*** Opening of Information supplied ***
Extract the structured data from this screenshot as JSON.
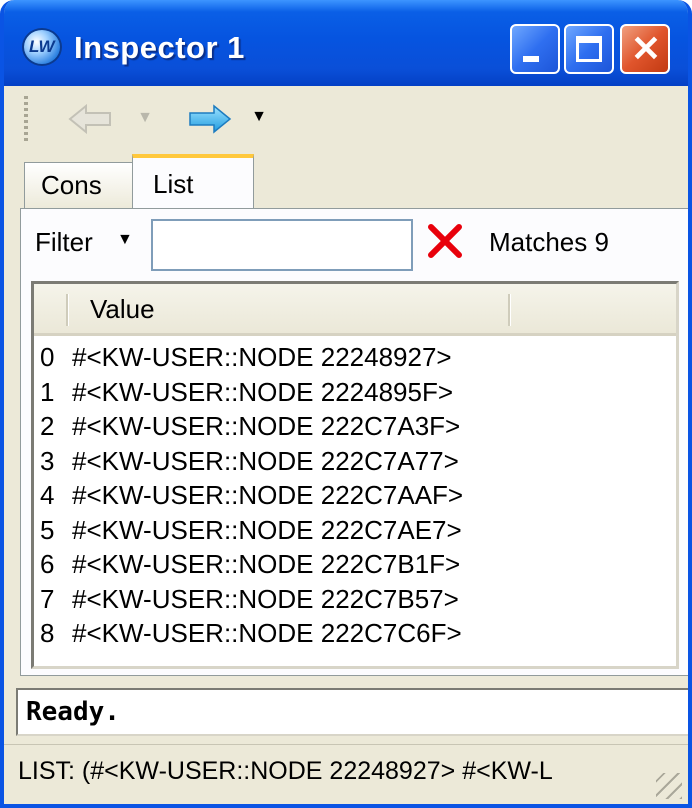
{
  "window": {
    "title": "Inspector 1",
    "app_icon_text": "LW",
    "accent_color": "#0A54E4",
    "close_color": "#E0552C"
  },
  "toolbar": {
    "back_icon": "arrow-left-icon",
    "forward_icon": "arrow-right-icon",
    "dropdown_glyph": "▼"
  },
  "tabs": [
    {
      "label": "Cons",
      "selected": false
    },
    {
      "label": "List",
      "selected": true
    }
  ],
  "filter": {
    "label": "Filter",
    "value": "",
    "placeholder": "",
    "clear_icon": "close-icon",
    "matches_text": "Matches 9"
  },
  "list": {
    "columns": [
      "Value"
    ],
    "rows": [
      {
        "index": "0",
        "value": "#<KW-USER::NODE 22248927>"
      },
      {
        "index": "1",
        "value": "#<KW-USER::NODE 2224895F>"
      },
      {
        "index": "2",
        "value": "#<KW-USER::NODE 222C7A3F>"
      },
      {
        "index": "3",
        "value": "#<KW-USER::NODE 222C7A77>"
      },
      {
        "index": "4",
        "value": "#<KW-USER::NODE 222C7AAF>"
      },
      {
        "index": "5",
        "value": "#<KW-USER::NODE 222C7AE7>"
      },
      {
        "index": "6",
        "value": "#<KW-USER::NODE 222C7B1F>"
      },
      {
        "index": "7",
        "value": "#<KW-USER::NODE 222C7B57>"
      },
      {
        "index": "8",
        "value": "#<KW-USER::NODE 222C7C6F>"
      }
    ]
  },
  "repl": {
    "text": "Ready."
  },
  "status": {
    "text": "LIST: (#<KW-USER::NODE 22248927> #<KW-L"
  }
}
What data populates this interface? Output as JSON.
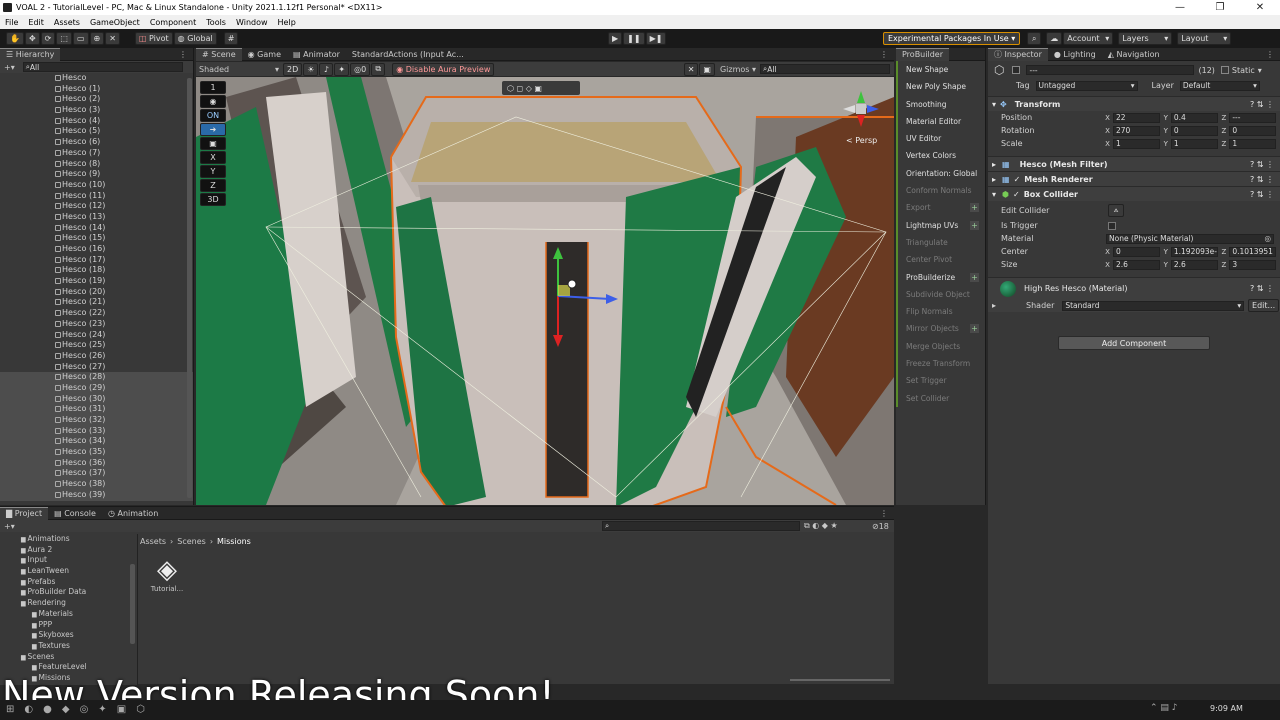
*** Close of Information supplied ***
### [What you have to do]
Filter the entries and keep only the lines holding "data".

### [Written answer]
Extract the structured data from this screenshot as JSON.
What data populates this interface? Output as JSON.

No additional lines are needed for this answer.